Tony Rousmaniere, Psy.D., has described dropouts as the “invisible plague” of psychotherapy but as with many clinical issues, measurement is a problem. The dropout literature tries to identify patients who prematurely terminate but the operational definition of premature termination is quite varied. This literature does not help the practicing clinician determine if dropouts are a problem in his or her practice.

At Carepaths we are interested in how data and technology can help clinicians practice more effectively, so we decided to see if we could identify some dropout benchmarks in our data. We started with looking at patients who do not return after the initial session. We looked at patients whose first clinical service was a diagnostic evaluation (90791) in November 2016. Our sample included 1335 patients from 20 group practices.
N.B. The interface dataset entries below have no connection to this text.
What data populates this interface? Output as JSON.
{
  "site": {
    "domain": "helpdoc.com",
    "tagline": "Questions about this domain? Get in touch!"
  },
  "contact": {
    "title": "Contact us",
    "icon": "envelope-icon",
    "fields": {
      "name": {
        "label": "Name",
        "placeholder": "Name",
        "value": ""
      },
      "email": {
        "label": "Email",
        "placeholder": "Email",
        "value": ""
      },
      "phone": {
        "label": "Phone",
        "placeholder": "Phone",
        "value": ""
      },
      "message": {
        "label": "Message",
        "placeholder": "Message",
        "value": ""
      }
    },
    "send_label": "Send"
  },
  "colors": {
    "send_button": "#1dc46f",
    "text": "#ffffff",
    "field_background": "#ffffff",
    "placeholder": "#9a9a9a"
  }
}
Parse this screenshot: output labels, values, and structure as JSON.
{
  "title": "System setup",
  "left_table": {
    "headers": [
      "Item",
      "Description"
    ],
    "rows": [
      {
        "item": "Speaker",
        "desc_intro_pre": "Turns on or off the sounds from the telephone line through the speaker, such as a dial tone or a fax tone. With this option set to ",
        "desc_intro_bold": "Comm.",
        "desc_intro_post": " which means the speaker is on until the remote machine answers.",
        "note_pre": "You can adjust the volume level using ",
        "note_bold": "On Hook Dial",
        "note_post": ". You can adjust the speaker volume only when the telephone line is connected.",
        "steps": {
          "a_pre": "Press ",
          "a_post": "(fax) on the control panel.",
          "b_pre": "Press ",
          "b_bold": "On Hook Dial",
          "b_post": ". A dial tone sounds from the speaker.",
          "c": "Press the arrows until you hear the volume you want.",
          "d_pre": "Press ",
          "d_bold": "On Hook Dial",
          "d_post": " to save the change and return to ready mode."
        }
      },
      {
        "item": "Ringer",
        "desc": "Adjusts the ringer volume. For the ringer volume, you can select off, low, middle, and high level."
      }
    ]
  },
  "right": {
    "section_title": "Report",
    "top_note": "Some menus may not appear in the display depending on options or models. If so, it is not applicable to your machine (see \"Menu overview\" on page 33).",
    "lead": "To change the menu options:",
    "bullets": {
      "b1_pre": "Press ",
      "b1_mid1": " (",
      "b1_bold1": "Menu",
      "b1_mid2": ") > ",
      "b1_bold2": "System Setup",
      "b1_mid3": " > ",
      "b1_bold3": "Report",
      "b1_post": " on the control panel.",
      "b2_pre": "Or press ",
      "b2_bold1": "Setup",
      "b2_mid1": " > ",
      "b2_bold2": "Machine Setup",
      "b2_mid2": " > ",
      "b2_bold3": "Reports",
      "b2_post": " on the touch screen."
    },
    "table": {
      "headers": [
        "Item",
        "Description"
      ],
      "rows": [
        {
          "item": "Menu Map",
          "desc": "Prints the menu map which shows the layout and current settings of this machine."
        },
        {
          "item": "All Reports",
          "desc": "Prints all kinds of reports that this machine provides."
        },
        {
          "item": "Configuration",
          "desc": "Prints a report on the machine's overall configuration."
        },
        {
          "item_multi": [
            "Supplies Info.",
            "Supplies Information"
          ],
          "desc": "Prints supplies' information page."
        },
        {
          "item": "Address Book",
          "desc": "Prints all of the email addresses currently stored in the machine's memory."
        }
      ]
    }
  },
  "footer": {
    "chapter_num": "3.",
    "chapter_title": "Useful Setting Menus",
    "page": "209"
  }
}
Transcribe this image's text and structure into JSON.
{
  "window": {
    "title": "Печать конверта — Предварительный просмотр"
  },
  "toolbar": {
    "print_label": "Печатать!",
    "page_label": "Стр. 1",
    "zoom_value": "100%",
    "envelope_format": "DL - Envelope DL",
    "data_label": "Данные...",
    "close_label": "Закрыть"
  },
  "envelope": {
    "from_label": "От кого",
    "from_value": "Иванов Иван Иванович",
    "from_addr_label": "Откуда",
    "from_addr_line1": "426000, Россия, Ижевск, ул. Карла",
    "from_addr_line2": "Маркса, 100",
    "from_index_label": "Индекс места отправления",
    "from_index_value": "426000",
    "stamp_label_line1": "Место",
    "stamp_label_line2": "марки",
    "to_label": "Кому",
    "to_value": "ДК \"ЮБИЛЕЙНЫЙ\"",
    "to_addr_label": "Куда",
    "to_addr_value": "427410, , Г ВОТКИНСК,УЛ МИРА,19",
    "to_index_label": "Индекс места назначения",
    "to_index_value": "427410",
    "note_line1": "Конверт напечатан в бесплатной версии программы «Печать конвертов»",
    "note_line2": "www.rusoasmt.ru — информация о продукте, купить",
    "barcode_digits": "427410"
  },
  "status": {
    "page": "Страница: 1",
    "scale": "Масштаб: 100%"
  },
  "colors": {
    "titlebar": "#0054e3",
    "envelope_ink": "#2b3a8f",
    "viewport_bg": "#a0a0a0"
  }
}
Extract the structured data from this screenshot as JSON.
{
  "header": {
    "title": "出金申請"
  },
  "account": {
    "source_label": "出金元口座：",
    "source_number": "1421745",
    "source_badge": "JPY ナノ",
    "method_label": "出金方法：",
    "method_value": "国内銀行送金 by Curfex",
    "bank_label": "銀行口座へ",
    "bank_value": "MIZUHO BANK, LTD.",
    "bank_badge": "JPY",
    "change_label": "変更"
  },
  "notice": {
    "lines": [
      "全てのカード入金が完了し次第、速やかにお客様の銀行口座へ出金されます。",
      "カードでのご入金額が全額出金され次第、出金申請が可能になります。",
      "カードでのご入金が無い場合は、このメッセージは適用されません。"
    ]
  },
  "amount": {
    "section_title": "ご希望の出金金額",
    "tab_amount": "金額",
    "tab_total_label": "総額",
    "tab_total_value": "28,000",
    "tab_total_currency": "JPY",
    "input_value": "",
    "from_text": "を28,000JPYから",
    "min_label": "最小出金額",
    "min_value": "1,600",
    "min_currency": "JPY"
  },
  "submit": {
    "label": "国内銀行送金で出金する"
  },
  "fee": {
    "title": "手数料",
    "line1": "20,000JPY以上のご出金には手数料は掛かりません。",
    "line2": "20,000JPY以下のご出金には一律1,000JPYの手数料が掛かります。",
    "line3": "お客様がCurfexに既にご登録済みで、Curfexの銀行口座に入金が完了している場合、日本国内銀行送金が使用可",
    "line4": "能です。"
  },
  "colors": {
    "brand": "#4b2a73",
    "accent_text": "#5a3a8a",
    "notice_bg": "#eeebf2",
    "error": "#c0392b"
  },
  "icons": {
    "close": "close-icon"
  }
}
Drop out was defined as failure to attend a follow up appointment within 30 days of the index visit. 81.1% or about 4 in 5 patients return for a follow-up appointment.

This chart shows variance by clinician.

graph_22 (1) [wp-review]

If we assume 80% as a benchmark for dropout, we see that most clinicians, 75 of 105, or 71% meet or exceed the benchmark. About 29% (30 of 105) fall below the benchmark. These data directionally accord with a recent study that estimated that 12.6% of drop outs is due to therapist effects.

A takeaway from this analysis is that private practitioners as a group do a good job at engaging patients in therapy. These good results may in turn be due to the competitive pressures of clinical practice whereby therapists better at engaging patients survive.

In upcoming blogs we will be looking further at the patients who do not return. We plan to look at case mix to guauge the effect of patient age, gender and diagnosis. A lower benchmark may be appropriate for some patient populations. We are interested in tools to enhance engagement such as automated appointment reminders (e.g. are text reminders better than email reminders?) and the use of our mobile assessment and daily monitoring. We would also like to tease out the effect of cost on patients following up.

And finally, we are also interested in a benchmark for patients who dropout later in treatment. For this analysis, we can use the presence of a scheduled appointment and indication of the clinician’s judgement that more treatment is indicated.